Manzanita Canyon 2019 - one year later!
We checked in on some of our restoration plots in Manzanita Canyon in April 2019—one year after our Prop 1 project with San Diego Canyonlands (Fig. 1) and Ocean Discovery Institute ended. The project aimed to increase the climate resilience of an urban canyon and community through combined restoration, stewardship and science efforts. In the spring of 2016, we surveyed the plant communities of six 100m2 plots slated for restoration and six adjacent 100m2 reference plots (download plant data). Over the next two winters, native perennial shrubs were planted throughout the canyon. We sampled our 12 plots each spring to determine how restoration activities were influencing plant community structure.
Our project ended in July 2018, and we concluded that native plantings were shaping community structure, but that restoration takes time—with a canyon-wide planting survival of about 50% and only 1-2 years of growth for surviving plants, our restored plant communities remained significantly different from the reference communities. Our recent post-project check-in confirmed this and revealed a couple of recommendations.
Reference plant communities
There were no significant changes in the reference plot plant communities throughout the project (P>0.88; Fig. 2) largely due to the dominance of long-lived native perennial plants (Fig. 3). These plots model what we hope to see in the restoration sites—cover of plants that are tolerant of fire and drought, and that offer year-round habitat values and other ecosystems services, such as carbon storage, erosion control, and uptake of nutrients and contaminants that may be in urban runoff.
Restored vs. reference plant communities
Restored plant communities have become more similar to reference communities since 2016, thanks to dedicated planting efforts and growth of plantings, but the two plot types remain very distinct from one another (P<0.02; Fig. 2).

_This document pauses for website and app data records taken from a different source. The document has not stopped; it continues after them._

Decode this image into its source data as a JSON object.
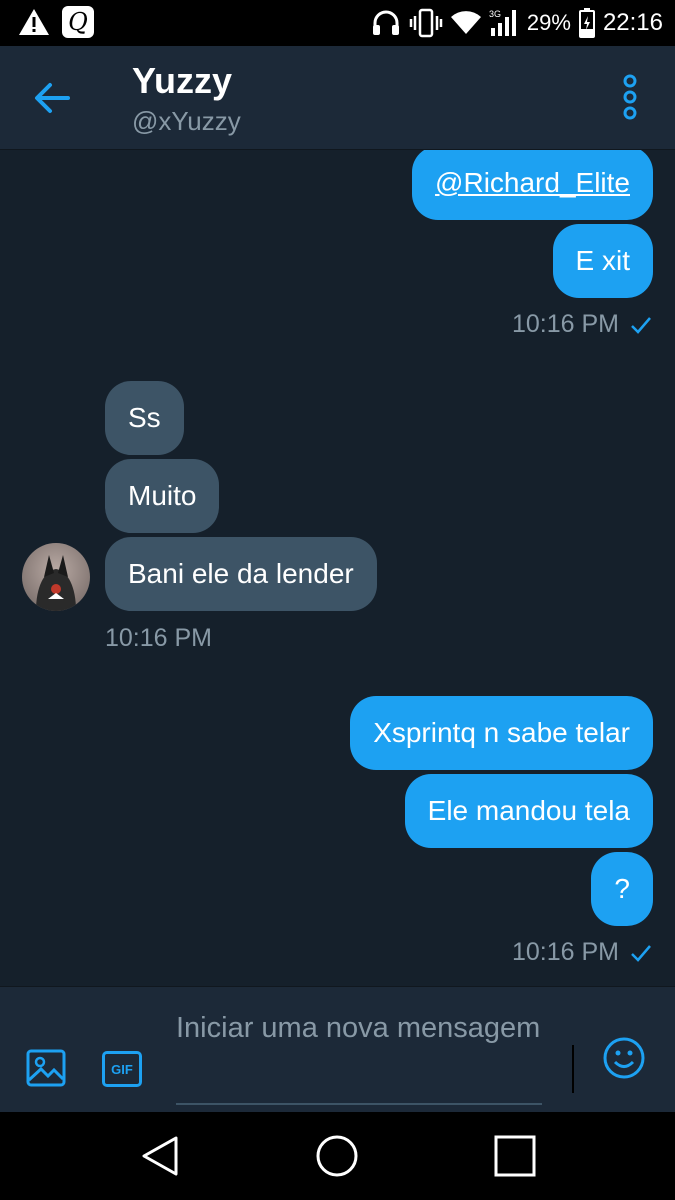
{
  "status_bar": {
    "battery": "29%",
    "network": "3G",
    "time": "22:16",
    "left_icons": [
      "warning-icon",
      "quora-notification-icon"
    ],
    "right_icons": [
      "headphones-icon",
      "vibrate-icon",
      "wifi-icon",
      "cell-signal-icon",
      "battery-icon"
    ]
  },
  "header": {
    "name": "Yuzzy",
    "handle": "@xYuzzy",
    "accent": "#1da1f2"
  },
  "messages": [
    {
      "direction": "out",
      "text": "@Richard_Elite",
      "link": true
    },
    {
      "direction": "out",
      "text": "E xit"
    },
    {
      "direction": "out_time",
      "text": "10:16 PM",
      "read": true
    },
    {
      "direction": "in",
      "text": "Ss"
    },
    {
      "direction": "in",
      "text": "Muito"
    },
    {
      "direction": "in",
      "text": "Bani ele da lender"
    },
    {
      "direction": "in_time",
      "text": "10:16 PM"
    },
    {
      "direction": "out",
      "text": "Xsprintq n sabe telar"
    },
    {
      "direction": "out",
      "text": "Ele mandou tela"
    },
    {
      "direction": "out",
      "text": "?"
    },
    {
      "direction": "out_time",
      "text": "10:16 PM",
      "read": true
    }
  ],
  "composer": {
    "placeholder": "Iniciar uma nova mensagem",
    "gif_label": "GIF"
  },
  "colors": {
    "background": "#15202b",
    "header": "#1c2938",
    "outgoing_bubble": "#1da1f2",
    "incoming_bubble": "#3d5466",
    "muted_text": "#8899a6"
  }
}
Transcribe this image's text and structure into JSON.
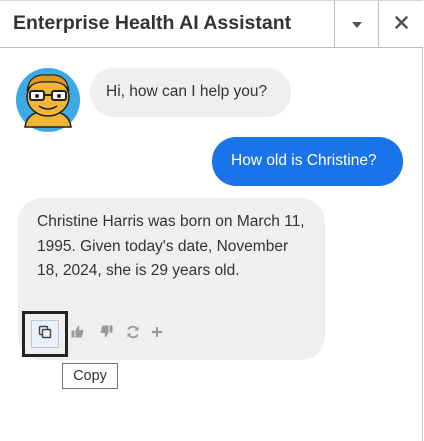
{
  "header": {
    "title": "Enterprise Health AI Assistant",
    "dropdown_icon": "caret-down-icon",
    "close_icon": "close-icon"
  },
  "messages": [
    {
      "role": "assistant",
      "text": "Hi, how can I help you?"
    },
    {
      "role": "user",
      "text": "How old is Christine?"
    },
    {
      "role": "assistant",
      "text": "Christine Harris was born on March 11, 1995. Given today's date, November 18, 2024, she is 29 years old."
    }
  ],
  "actions": {
    "copy_icon": "copy-icon",
    "thumbs_up_icon": "thumbs-up-icon",
    "thumbs_down_icon": "thumbs-down-icon",
    "regenerate_icon": "refresh-icon",
    "add_icon": "plus-icon"
  },
  "tooltip": {
    "text": "Copy"
  },
  "colors": {
    "user_bubble": "#1a73e8",
    "assistant_bubble": "#efefef",
    "avatar_face": "#f2b53a",
    "avatar_bg": "#3fa9e6"
  }
}
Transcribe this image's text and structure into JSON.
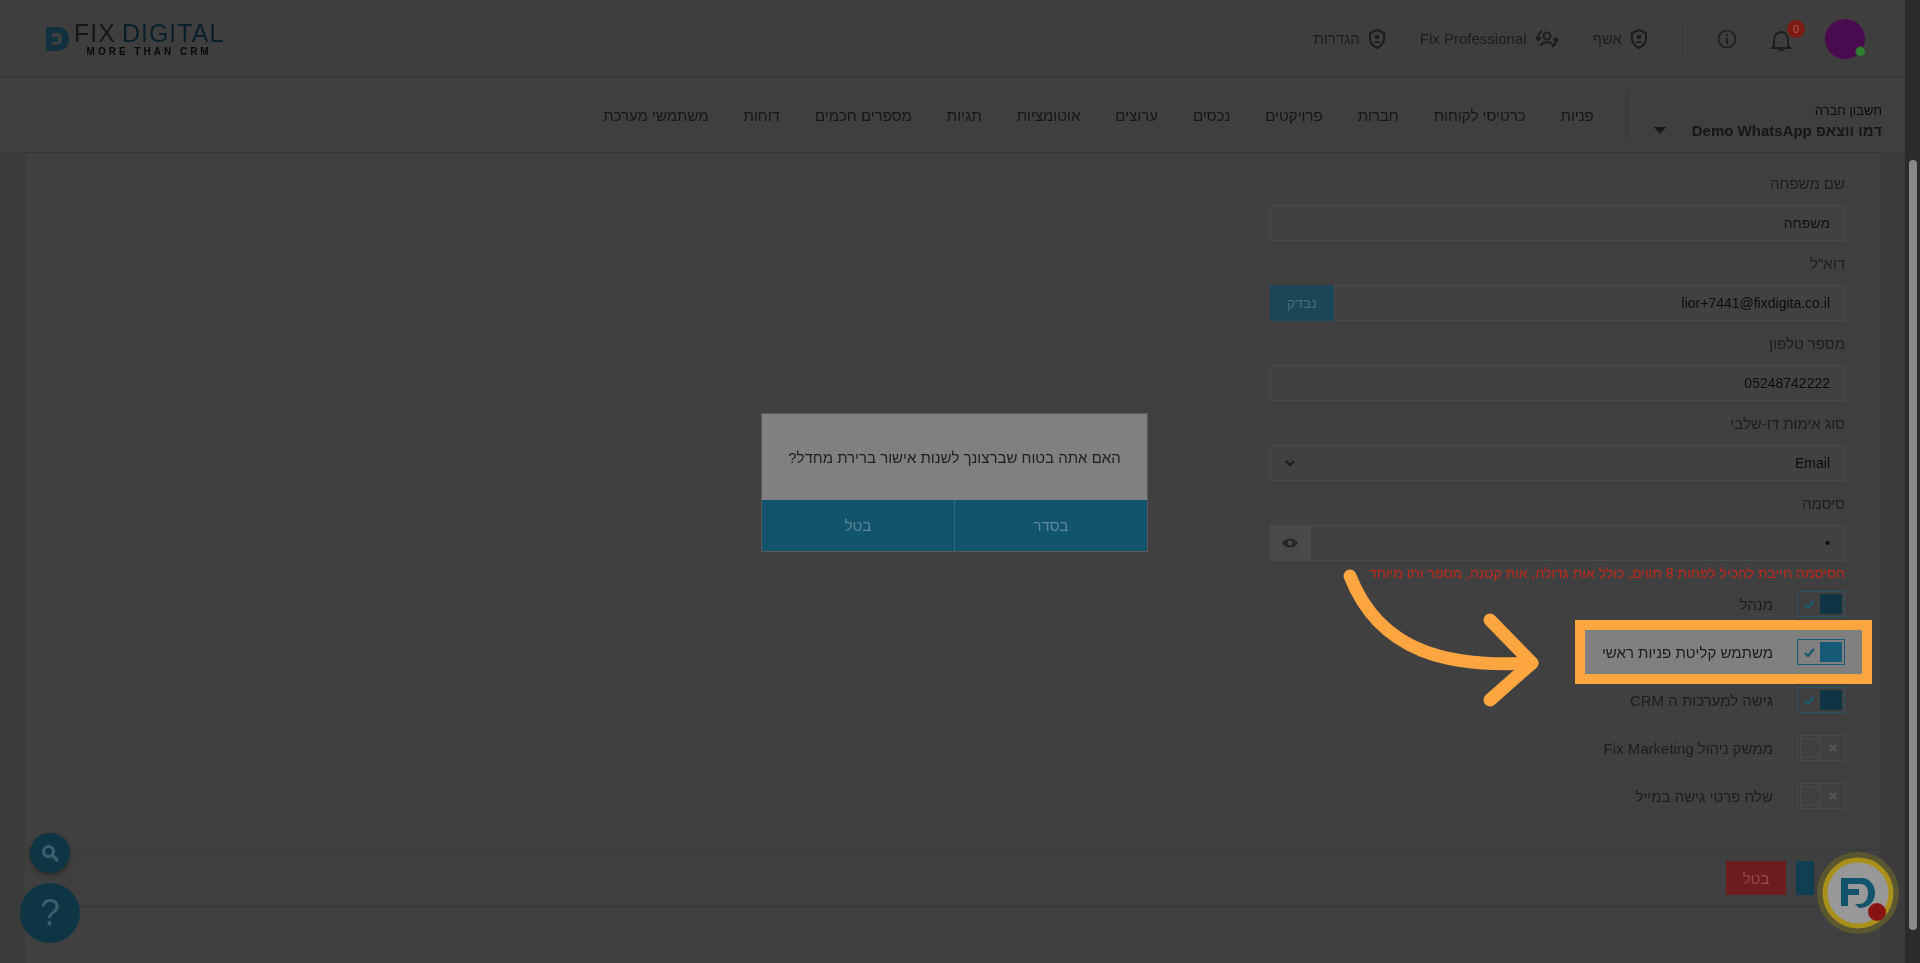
{
  "header": {
    "logo": {
      "word_1": "FIX",
      "word_2": "DIGITAL",
      "tagline": "MORE THAN CRM"
    },
    "links": [
      {
        "label": "אשף",
        "kind": "wizard"
      },
      {
        "label": "Fix Professional",
        "kind": "switch"
      },
      {
        "label": "הגדרות",
        "kind": "settings"
      }
    ],
    "notifications_badge": "0"
  },
  "nav": {
    "account_label": "חשבון חברה",
    "account_name": "דמו ווצאפ Demo WhatsApp",
    "items": [
      "פניות",
      "כרטיסי לקוחות",
      "חברות",
      "פרויקטים",
      "נכסים",
      "ערוצים",
      "אוטומציות",
      "תגיות",
      "מספרים חכמים",
      "דוחות",
      "משתמשי מערכת"
    ]
  },
  "form": {
    "fields": [
      {
        "label": "שם משפחה",
        "kind": "text",
        "placeholder": "משפחה"
      },
      {
        "label": "דוא\"ל",
        "kind": "email",
        "value": "lior+7441@fixdigita.co.il",
        "button": "נבדק"
      },
      {
        "label": "מספר טלפון",
        "kind": "text",
        "value": "05248742222"
      },
      {
        "label": "סוג אימות דו-שלבי",
        "kind": "select",
        "value": "Email"
      },
      {
        "label": "סיסמה",
        "kind": "password",
        "value": "•"
      }
    ],
    "password_hint": "הסיסמה חייבת להכיל לפחות 8 תווים, כולל אות גדולה, אות קטנה, מספר ותו מיוחד",
    "toggles": [
      {
        "label": "מנהל",
        "on": true,
        "highlighted": false
      },
      {
        "label": "משתמש קליטת פניות ראשי",
        "on": true,
        "highlighted": true
      },
      {
        "label": "גישה למערכות ה CRM",
        "on": true,
        "highlighted": false
      },
      {
        "label": "ממשק ניהול Fix Marketing",
        "on": false,
        "highlighted": false
      },
      {
        "label": "שלח פרטי גישה במייל",
        "on": false,
        "highlighted": false
      }
    ]
  },
  "footer_buttons": [
    {
      "label": "בטל",
      "kind": "cancel"
    },
    {
      "kind": "save"
    }
  ],
  "dialog": {
    "message": "האם אתה בטוח שברצונך לשנות אישור ברירת מחדל?",
    "buttons": [
      {
        "label": "בסדר"
      },
      {
        "label": "בטל"
      }
    ]
  },
  "help_button": "?"
}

Reference communities support a greater coverage of woody natives (Fig. 3,4) such as scrub oak, laurel sumac, California lilac, desert broom, lemonade berry and black sage. Meanwhile, restored communities tend to have greater coverage of invasive annual plants (Fig. 3,4), such as black mustard, shortpod mustard and wild radish—all annuals that grow and flower quickly in winter rains and then die, spending most of the year as standing dry stalks that increase fire fuel loads.
Trajectory of restored plant communities
There were neglibible changes within the restored plant communities from year to year (P>0.30), mostly due to the consistency of annual weeds each year. There was however a more obvious change when the plant community of 2016 was compared to 2019 (P=0.10) due to the addition of native plantings in 2017 and 2018, and the continued growth of surviving plantings.
Plant cover increased from when we began in 2016 and when we sampled in spring 2019, including the cover of woody native perennials (Fig. 4A,B;5), illustrating that our cumulative efforts initiated change in canyon restoration areas.
Plant diversity was always higher in restoration plots due to the wide variety of invasive annuals that grow in the more degraded areas of the canyon. Plant diversity continued to increase from 2016 to 2019, likely due to the addition of native plantings in restoration plots (Fig. 4C). Importantly, the least change in plant community structure occurred between the last year of planting (2018) and our check-in visit this year, revealing that growth and spread of natives, without human assistance, may be a much slower process (Fig. 2).
Our check-in revealed that continued planting and maintenance would help to drive the trajectory of restoration from disturbed to mature coastal sage scrub, and continued monitoring would be valuable to track progress and indicate when interventions are needed.